This study aims to determine whether nerve-sparing radical prostatectomy defined
by surgical intent or pathological presence of neurovascular bundle is associated
with a higher positive surgical margin rate.
Seventy consecutive patients who underwent radical prostatectomy from October
2014 to June 2017 at our institution were included in this study. Clinico-pathological
data were extracted from medical records. Pathology slides were reviewed by a
single pathologist for presence of neurovascular bundle (defined by extra-capsular
nerve size >200um), and extra-capsular nerve invasion. Statistical analysis was
performed using Chi-square test.
The median age of patients was 64, and the median PSA was 8. 4.3% of patients had
ISUP 1, 55.7% ISUP 2, 21.4% ISUP 3, 10% ISUP 4, and 8.6% ISUP 5 disease. Based on
surgical intent, 32.9% of patients had bilateral nerve spared, 10% had unilateral
nerve spared, and 57.1% had non-nerve sparing procedure. Positive margin rate was
not statistically different, with a rate of 20% (n=6/30) in nerve sparing and 32.5%
(n=13/40) in non-nerve sparing procedures. Based on pathological presence of
neurovascular bundle, 17.1% had bilateral nerve spared, 34.3% had unilateral nerve
spared, and 48.6% had non-nerve sparing procedure. Positive margin rate was not
statistically different, with a rate of 22.2% (n=8/36) in nerve sparing and 32.4%
(n=11/34) in non-nerve sparing procedures. Overall, 12.8% of patients had extra-
capsular nerve invasion, and only 2.9% had invasion of neurovascular bundle.

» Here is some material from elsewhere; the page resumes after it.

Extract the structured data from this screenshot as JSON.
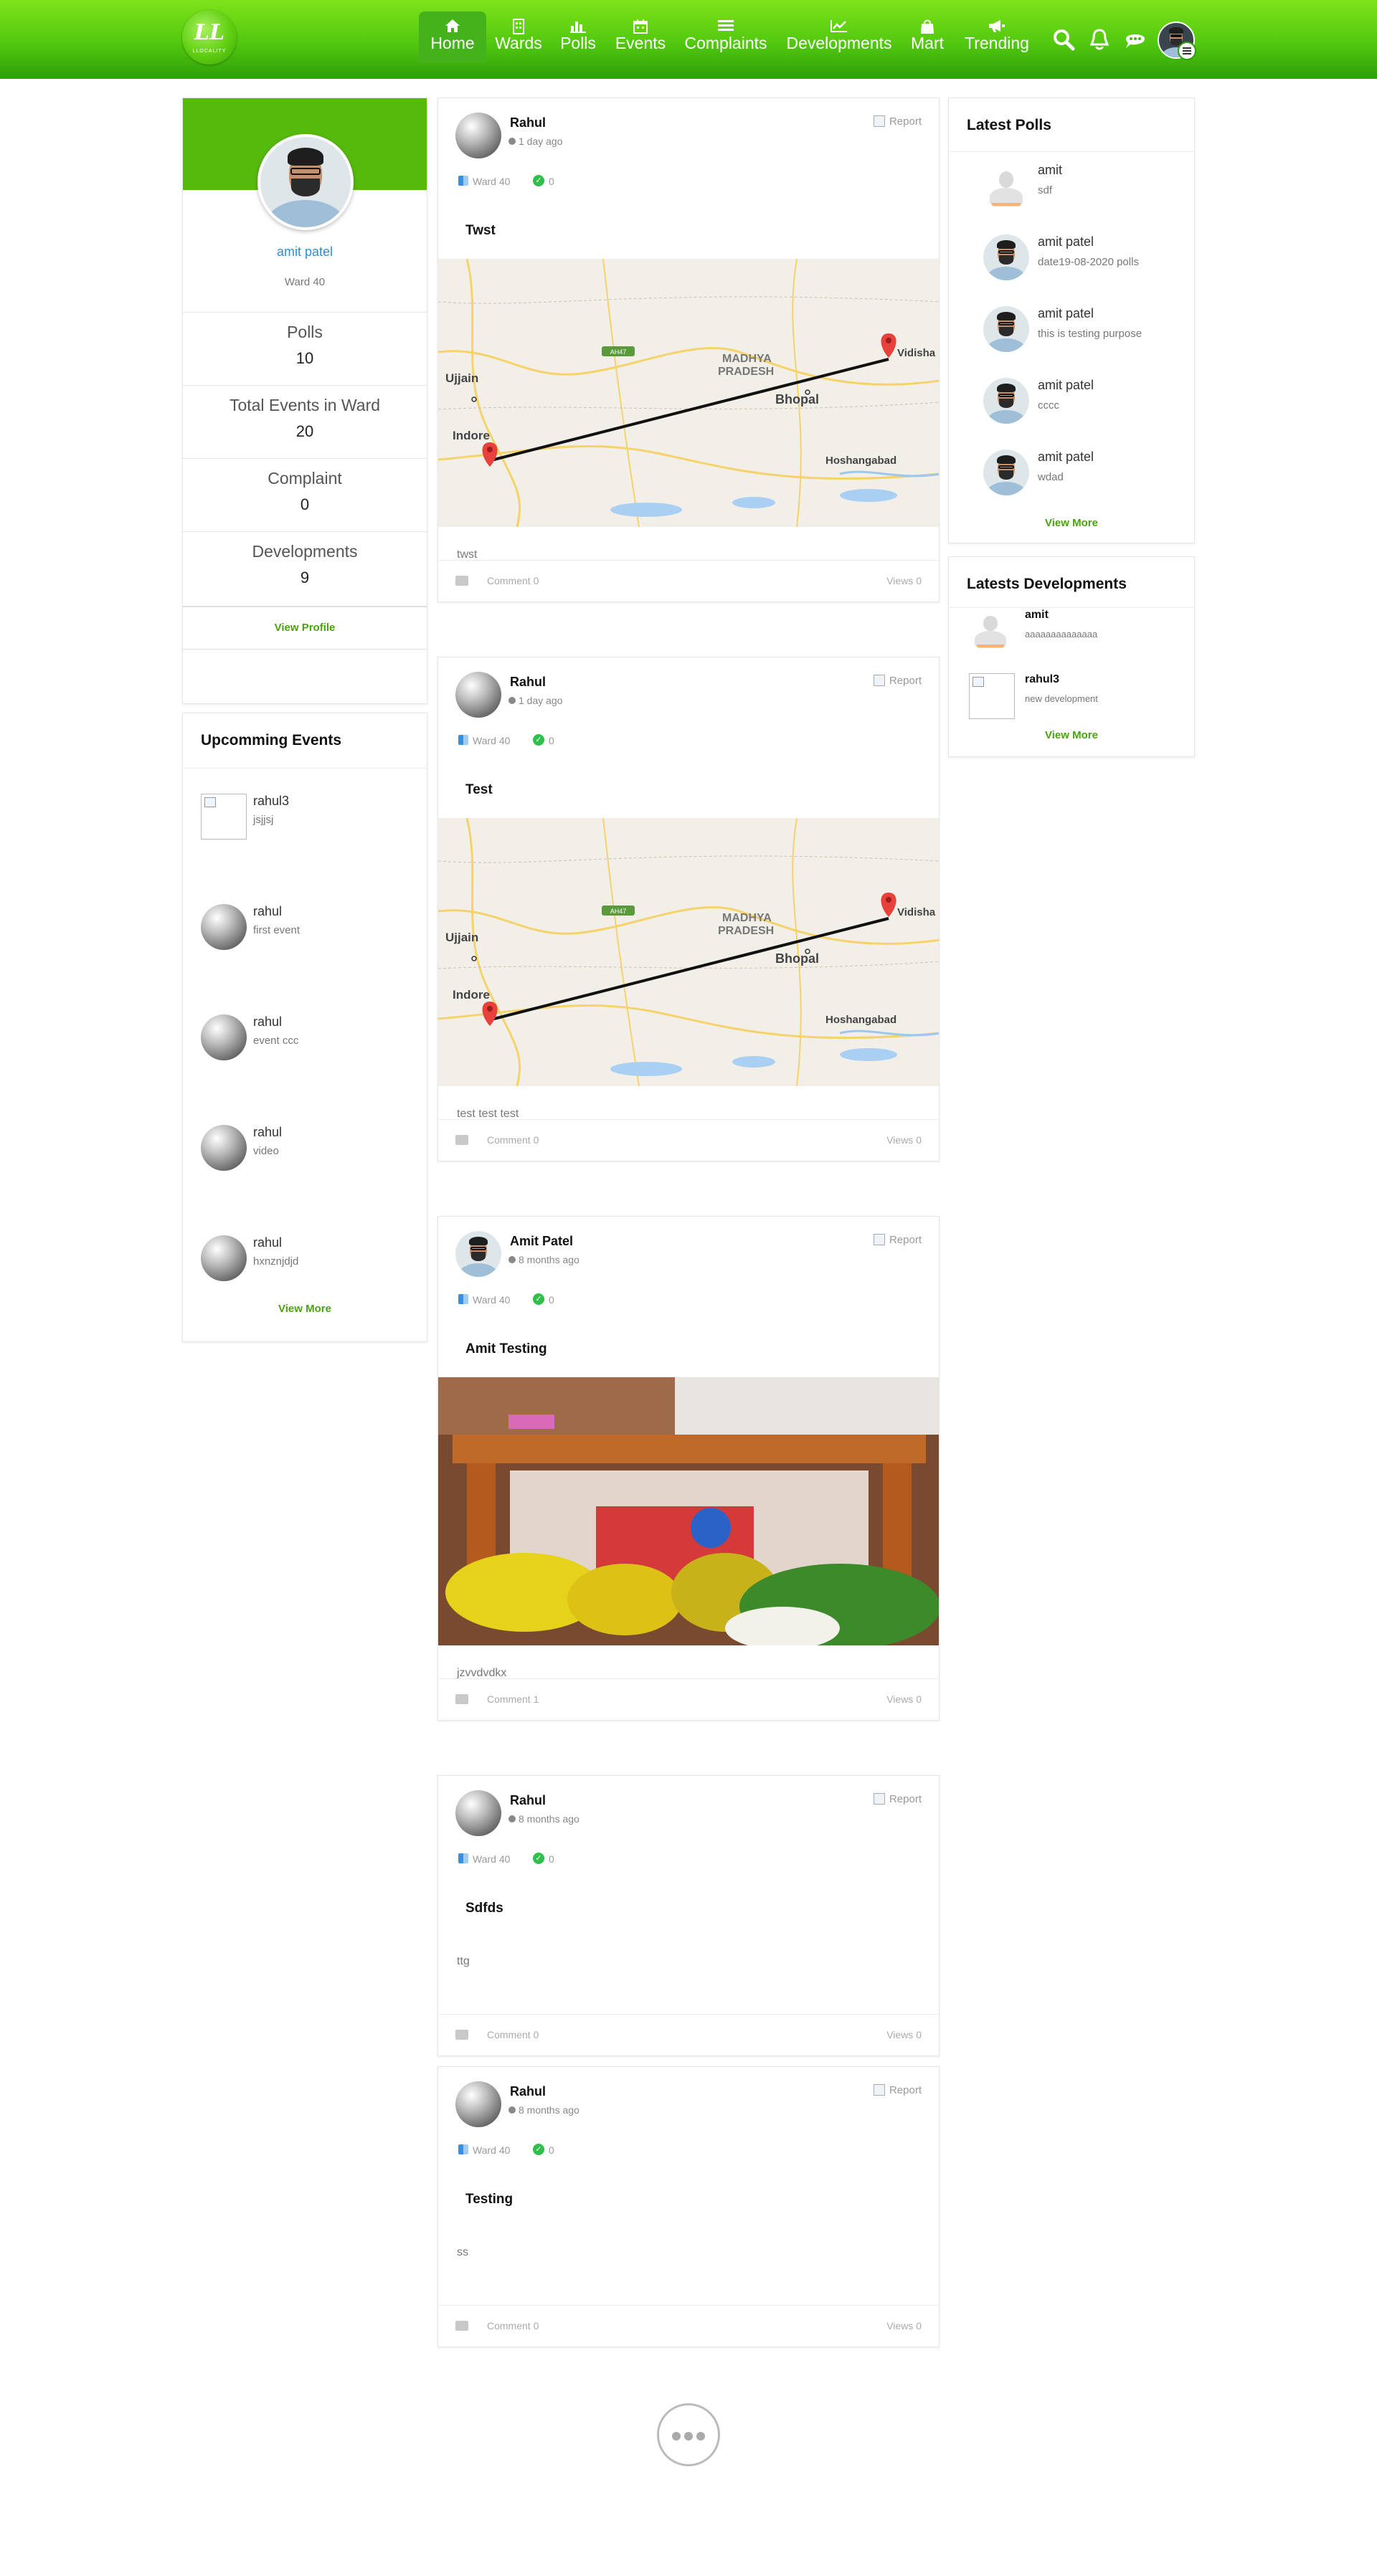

Nerve-sparing radical prostatectomy is not associated with a higher positive surgical
margin rate. Neurovascular bundle involvement by tumour is rare.